Bidirectional adaptive body bias (ABB) is used to compensate for die-to-die parameter variations by applying an optimum pMOS and nMOS body bias voltage to each die which maximizes the die frequency subject to a power constraint. Measurements on a 150-nm CMOS testchip which incorporates on-chip ABB, show that ABB reduces variation in die frequency by a(More)
A 65 nm resilient circuit test-chip is implemented with timing-error detection and recovery circuits to eliminate the clock frequency guardband from dynamic supply voltage and temperature variations as well as to exploit path-activation probabilities for maximizing throughput. Two error-detection sequential (EDS) circuits are introduced to preserve the(More)

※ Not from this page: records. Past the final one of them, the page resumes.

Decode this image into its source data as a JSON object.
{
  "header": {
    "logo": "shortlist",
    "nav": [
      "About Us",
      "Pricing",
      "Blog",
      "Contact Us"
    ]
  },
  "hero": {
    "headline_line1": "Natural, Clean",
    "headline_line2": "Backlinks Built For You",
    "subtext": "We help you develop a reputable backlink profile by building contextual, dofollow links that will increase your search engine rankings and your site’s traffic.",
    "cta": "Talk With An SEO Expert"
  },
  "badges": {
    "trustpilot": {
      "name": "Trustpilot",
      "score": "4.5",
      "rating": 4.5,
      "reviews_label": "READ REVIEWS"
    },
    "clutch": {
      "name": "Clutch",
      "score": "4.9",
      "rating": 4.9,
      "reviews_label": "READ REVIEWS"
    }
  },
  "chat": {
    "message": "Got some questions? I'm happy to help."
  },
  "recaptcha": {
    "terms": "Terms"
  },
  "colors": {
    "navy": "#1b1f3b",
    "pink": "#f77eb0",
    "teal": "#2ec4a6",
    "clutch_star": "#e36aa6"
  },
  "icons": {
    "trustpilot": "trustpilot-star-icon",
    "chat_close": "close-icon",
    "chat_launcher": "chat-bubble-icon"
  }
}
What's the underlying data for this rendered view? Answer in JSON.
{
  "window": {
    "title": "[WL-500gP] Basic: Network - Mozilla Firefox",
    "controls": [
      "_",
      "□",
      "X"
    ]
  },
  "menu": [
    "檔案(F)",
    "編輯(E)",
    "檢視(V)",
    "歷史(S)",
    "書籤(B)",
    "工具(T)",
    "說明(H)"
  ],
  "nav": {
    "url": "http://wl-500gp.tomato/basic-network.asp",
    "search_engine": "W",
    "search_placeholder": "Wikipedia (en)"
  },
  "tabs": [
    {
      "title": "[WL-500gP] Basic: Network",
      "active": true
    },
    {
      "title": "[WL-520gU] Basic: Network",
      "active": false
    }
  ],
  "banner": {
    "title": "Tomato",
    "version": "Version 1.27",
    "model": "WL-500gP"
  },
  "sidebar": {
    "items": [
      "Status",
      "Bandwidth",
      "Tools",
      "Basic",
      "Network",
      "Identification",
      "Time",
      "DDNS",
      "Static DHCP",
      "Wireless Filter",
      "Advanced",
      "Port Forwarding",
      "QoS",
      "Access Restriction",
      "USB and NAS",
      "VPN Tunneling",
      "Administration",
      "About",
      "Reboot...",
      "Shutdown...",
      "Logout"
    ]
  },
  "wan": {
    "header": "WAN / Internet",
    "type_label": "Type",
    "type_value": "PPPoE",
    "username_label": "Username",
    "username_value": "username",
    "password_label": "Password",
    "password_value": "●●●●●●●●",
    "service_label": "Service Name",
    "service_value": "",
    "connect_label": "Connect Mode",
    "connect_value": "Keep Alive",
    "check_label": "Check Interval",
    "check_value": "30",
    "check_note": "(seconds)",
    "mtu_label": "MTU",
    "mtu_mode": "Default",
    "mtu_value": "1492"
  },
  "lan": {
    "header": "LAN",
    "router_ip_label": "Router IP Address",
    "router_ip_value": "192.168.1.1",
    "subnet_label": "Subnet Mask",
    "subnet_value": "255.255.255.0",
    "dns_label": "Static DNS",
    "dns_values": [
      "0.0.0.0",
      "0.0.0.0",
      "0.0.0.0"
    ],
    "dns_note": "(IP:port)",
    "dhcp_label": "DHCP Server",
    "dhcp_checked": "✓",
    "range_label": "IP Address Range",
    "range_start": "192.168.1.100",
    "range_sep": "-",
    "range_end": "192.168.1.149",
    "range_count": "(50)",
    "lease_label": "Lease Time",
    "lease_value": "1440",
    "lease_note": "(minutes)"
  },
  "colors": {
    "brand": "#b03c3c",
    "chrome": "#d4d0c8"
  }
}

A 45 nm microprocessor core integrates resilient error-detection and recovery circuits to mitigate the clock frequency guardbands for dynamic parameter variations to improve throughput and energy efficiency. The core supports two distinct error-detection designs, allowing a direct comparison of the relative trade-offs. The first design embeds(More)
Flip-flops and latches are crucial elements of a design from both a delay and energy standpoint. We compare several styles of single edge-triggered flip-flops, including semidynamic and static with both implicit and explicit pulse generation. We present an implicit-pulsed, semidynamic flip-flop (ip-DCO) which has the fastest delay of any flip-flop(More)
Three circuit techniques for dynamic variation tolerance are presented: (i) Sensors with adaptive voltage and frequency circuits, (ii) Tunable replica circuits for timing-error prediction with error recovery, and (iii) Embedded error-detection sequential circuits with error recovery. These circuits mitigate the clock frequency guardbands for dynamic(More)
The maximum operating frequency (Fmax) of a processor is traditionally set at a constant value based on the maximum operating temperature (Tmax) and supply voltage (Vcc) droops. In addition, the expected slowdown of the operating speed during processor lifetime due to transistor aging is used as a guardband for setting the Fmax. The maximum operating(More)